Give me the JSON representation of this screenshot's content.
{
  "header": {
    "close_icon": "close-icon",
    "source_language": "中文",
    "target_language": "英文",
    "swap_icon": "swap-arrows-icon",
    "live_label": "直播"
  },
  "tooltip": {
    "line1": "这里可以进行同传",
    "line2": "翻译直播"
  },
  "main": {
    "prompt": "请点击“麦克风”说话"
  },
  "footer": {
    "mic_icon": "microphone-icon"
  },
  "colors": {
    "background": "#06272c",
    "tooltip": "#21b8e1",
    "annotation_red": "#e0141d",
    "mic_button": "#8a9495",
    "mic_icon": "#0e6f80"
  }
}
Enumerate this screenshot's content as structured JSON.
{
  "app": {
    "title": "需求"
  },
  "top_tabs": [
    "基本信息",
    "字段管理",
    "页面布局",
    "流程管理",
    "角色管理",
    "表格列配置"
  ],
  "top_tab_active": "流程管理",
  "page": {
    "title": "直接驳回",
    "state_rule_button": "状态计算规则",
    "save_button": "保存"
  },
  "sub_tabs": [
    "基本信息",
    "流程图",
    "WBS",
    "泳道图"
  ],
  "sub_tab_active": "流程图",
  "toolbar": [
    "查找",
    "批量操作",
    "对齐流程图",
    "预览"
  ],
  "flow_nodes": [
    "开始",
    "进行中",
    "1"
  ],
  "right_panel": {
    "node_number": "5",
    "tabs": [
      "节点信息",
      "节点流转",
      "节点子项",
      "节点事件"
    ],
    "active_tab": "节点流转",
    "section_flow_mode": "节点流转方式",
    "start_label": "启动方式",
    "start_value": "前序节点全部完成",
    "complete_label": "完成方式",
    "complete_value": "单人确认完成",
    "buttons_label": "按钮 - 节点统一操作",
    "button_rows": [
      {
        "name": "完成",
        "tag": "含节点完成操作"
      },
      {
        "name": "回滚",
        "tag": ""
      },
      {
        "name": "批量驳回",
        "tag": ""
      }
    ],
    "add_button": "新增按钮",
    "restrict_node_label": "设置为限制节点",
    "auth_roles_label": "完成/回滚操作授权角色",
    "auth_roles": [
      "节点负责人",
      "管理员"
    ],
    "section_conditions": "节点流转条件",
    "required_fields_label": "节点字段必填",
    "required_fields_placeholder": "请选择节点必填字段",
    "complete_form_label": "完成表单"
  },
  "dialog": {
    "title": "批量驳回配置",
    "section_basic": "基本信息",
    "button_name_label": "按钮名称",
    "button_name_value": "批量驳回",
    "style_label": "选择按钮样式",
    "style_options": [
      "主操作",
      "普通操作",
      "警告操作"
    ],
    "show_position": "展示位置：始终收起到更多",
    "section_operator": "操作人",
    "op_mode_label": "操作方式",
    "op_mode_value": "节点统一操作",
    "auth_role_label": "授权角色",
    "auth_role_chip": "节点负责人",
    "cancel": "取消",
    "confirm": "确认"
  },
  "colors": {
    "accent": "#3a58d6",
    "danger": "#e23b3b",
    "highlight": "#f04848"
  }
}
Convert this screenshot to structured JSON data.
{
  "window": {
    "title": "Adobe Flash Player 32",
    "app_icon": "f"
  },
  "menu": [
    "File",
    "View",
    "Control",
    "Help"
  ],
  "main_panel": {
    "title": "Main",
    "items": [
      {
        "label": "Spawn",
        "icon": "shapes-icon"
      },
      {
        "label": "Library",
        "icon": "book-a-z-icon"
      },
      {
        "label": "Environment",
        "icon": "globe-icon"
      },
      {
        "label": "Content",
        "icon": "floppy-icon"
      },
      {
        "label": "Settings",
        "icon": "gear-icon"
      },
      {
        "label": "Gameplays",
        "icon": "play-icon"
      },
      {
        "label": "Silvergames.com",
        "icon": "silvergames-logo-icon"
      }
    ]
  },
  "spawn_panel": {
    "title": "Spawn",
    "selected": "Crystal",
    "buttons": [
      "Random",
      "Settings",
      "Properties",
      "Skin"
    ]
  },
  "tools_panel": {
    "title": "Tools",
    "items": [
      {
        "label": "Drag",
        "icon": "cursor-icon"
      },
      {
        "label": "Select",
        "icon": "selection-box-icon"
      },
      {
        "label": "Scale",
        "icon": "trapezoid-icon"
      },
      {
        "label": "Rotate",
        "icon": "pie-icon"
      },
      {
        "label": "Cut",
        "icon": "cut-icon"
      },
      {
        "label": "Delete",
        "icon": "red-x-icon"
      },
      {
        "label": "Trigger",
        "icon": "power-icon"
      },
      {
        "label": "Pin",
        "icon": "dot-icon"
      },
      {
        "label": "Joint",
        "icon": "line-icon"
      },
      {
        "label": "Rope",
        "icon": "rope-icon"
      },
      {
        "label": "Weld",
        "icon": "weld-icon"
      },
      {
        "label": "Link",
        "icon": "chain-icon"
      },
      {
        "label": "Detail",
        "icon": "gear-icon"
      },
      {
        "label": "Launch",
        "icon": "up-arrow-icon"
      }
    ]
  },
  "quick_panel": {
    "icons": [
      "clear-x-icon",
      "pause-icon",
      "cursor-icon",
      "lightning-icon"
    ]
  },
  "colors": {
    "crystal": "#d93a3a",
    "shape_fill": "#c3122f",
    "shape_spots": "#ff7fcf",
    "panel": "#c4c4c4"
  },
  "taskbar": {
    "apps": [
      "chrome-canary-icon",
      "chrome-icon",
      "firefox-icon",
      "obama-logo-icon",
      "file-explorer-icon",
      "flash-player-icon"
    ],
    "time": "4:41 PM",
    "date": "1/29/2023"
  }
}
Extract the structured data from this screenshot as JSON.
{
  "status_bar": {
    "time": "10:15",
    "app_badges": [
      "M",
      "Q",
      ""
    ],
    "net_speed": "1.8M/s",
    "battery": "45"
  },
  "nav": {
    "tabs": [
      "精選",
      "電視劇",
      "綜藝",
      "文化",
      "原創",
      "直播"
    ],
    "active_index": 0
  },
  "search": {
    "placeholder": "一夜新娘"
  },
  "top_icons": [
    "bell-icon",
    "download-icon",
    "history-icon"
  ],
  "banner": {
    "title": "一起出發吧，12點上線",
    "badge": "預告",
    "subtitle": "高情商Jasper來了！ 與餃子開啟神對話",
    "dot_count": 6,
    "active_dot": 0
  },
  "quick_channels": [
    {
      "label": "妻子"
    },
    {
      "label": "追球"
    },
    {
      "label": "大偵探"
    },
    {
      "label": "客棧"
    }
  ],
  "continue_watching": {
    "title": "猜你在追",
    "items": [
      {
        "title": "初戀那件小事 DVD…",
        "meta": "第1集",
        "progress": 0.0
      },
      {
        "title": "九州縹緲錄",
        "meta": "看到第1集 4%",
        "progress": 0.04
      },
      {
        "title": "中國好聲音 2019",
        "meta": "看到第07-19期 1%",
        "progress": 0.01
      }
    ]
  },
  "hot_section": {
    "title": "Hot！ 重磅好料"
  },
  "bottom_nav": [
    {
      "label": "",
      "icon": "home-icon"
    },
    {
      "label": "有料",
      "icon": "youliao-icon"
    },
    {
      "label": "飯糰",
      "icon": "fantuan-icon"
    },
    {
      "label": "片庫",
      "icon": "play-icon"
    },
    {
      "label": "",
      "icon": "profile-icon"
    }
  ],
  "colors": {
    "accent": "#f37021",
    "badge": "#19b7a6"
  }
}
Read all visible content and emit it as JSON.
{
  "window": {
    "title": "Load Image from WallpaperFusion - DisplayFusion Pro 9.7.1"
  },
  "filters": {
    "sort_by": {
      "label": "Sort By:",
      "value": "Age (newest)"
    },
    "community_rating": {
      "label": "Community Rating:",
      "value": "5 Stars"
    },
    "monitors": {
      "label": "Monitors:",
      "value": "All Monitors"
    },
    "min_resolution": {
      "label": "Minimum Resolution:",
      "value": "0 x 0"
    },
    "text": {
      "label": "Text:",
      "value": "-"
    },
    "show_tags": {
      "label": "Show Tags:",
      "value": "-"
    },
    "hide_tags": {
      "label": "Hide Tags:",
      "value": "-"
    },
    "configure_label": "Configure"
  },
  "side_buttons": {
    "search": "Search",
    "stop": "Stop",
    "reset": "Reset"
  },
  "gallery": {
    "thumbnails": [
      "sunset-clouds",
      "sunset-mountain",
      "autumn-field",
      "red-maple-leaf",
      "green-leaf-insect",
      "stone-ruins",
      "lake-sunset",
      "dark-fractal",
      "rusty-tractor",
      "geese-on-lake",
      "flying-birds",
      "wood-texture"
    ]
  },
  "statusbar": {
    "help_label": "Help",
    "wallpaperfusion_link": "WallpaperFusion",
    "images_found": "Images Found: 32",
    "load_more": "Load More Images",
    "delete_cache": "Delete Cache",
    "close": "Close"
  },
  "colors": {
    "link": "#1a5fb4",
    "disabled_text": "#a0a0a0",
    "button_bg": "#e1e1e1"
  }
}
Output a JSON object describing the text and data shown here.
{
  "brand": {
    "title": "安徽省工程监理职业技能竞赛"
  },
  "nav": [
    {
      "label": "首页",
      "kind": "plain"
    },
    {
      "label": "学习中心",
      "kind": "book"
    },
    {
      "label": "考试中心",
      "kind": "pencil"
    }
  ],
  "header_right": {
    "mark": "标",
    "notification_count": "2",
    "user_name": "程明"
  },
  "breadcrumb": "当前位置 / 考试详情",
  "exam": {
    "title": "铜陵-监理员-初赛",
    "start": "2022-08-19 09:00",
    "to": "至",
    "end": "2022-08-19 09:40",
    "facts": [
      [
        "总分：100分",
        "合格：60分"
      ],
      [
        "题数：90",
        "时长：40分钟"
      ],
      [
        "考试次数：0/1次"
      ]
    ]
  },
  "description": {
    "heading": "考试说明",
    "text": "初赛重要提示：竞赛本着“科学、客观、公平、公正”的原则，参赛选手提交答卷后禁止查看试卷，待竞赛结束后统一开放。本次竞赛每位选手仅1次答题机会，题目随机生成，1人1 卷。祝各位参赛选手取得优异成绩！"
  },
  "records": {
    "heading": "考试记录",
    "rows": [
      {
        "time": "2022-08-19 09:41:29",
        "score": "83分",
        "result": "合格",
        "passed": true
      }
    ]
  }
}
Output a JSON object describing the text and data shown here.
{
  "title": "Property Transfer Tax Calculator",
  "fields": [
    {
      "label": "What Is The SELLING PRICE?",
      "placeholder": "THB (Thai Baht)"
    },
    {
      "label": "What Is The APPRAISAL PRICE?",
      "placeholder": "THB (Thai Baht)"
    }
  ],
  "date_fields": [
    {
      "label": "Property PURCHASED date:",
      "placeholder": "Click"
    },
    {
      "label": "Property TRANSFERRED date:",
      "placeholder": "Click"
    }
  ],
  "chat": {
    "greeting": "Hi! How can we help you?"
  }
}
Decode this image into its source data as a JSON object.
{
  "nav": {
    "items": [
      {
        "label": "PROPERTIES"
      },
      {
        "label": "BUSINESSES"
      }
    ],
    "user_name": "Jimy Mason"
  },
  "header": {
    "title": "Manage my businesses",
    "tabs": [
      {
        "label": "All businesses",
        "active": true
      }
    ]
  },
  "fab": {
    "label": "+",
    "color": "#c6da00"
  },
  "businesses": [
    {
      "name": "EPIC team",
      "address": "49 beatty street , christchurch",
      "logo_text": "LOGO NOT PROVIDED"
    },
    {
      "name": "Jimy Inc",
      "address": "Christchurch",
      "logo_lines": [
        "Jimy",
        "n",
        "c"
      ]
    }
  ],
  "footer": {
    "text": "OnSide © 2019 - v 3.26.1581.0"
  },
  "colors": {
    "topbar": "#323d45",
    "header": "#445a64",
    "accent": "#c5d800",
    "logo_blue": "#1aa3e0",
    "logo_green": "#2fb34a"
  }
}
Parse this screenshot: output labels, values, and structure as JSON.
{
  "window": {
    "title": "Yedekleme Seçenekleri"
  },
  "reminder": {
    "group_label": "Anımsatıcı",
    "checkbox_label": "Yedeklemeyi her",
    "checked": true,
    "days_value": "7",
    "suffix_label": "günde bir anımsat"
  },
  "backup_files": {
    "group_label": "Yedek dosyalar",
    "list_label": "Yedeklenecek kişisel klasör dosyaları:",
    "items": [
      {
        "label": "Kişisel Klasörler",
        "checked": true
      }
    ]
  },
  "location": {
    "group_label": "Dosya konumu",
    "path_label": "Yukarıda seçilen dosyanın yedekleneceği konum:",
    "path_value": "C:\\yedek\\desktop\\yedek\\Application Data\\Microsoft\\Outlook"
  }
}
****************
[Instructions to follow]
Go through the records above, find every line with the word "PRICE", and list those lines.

[Answer for this exercise]
      "label": "What Is The SELLING PRICE?",
      "label": "What Is The APPRAISAL PRICE?",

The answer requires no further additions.